We owe it to our children to set a good example, to show them the safe, responsible way to behave behind the wheel. We have to show them that driving is a privilege that can lead to tragic consequences if they don’t act responsibly.

Protect Your Business, By Protecting Your Employees

By Robert L. Sumwalt

MWL 2015 - Disconnect from Deadly DistractionsAs we approach the end of Distracted Driving Awareness Month, we recognize that today, April 28th, is World Day for Safety and Health at Work. This date provides us an opportunity to focus on the unique challenges of the phenomenon of distracted driving in the workplace. As we heard at last month’s NTSB Disconnect from Deadly Distractions Roundtable, the growing threat of on-the-job distracted driving has created a legal minefield for unsuspecting, and unprepared, employers.

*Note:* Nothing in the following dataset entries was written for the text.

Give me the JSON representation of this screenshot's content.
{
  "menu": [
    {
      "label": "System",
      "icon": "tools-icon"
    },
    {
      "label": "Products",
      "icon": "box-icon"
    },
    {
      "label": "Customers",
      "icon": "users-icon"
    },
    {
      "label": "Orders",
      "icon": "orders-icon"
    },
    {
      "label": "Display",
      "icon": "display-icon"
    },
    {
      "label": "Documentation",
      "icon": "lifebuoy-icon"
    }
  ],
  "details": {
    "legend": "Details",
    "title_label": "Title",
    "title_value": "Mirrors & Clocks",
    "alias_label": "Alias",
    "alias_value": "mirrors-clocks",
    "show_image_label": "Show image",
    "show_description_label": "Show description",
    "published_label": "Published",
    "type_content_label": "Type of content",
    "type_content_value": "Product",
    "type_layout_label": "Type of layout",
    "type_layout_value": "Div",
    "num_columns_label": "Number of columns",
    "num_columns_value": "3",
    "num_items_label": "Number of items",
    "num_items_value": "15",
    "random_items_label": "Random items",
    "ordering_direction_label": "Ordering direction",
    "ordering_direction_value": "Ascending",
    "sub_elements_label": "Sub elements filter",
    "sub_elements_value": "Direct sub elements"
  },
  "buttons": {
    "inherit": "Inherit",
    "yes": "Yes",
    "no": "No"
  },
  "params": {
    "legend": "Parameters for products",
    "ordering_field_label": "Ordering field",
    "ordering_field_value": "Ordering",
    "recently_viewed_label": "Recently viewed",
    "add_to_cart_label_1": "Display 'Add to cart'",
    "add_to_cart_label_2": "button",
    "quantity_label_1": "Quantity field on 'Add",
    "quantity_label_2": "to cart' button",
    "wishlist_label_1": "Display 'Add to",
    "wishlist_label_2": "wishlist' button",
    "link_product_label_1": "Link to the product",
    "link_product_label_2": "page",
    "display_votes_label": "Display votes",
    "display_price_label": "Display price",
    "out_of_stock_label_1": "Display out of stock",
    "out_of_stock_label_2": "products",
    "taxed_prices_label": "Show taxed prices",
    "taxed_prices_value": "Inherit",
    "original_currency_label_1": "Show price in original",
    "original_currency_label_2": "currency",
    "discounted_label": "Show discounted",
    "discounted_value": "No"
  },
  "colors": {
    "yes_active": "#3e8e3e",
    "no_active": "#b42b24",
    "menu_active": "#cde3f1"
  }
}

Sound far-fetched? Think again. Back in 2002, a major investment banking firm was sued by the estate of a motorcyclist who was struck and killed by a firm employee using his cell phone behind the wheel. Although the accident occurred on a Saturday night – not during work hours – and the employee was using his own cell phone in his own car, he had been cold-calling clients of the firm when he struck the motorcyclist. In another case, a driver was seriously injured when a Georgia construction company worker tried to check voicemail on a hands-free, dash-mounted cell phone and caused an accident. The construction company settled the case for $4.75 million. Even more recently, in 2012, a Texas jury awarded $24 million to a woman whose car was struck by a soft drink delivery driver using her cell phone at time of the accident.

Employers – especially small business owners – can be one distracted accident away from potential financial ruin. How can employers protect themselves, and their employees? They can protect both by implementing and reinforcing policies that ban personal electronic device (PED) usage behind the wheel while on company business.

PED_Policy_posterAt the NTSB, we’re walking that particular walk. Since 2009, we have had an agency-wide policy to prohibit employee use of PEDs while on NTSB business. Even when driving in our own vehicles, on our own time, we cannot use agency-issued PEDs behind the wheel. It was a difficult transition for many, but the result has been to set an example for safety we hope employers across the nation will emulate.

Organizations like the National Safety Council (NSC) have already made it easier for companies to follow our example. In addition to its white paper examining potential employer liability for distracted driving by employees, the NSC has developed a cell phone policy kit ready-made to empower businesses to implement safer PED use policies.

At its core, the movement behind Distracted Driving Awareness Month is intended not only to raise awareness about the dangers posed by divided attention behind the wheel, but also to prompt action to stop it. Through the creation of sound cell phone use policies, employers are uniquely situated to effect this kind of real and immediate change in employee behavior – change that can carry over into employees’ personal lives, as well. Once employees are freed from the nagging demands on their attention by cell phones in their company cars, they may very well choose to put down their PEDs in their own vehicles.

Working to end distracted driving on behalf of your employees protects your workforce, protects the traveling public, and protects your bottom line. It just makes sense. Disconnect from deadly distractions.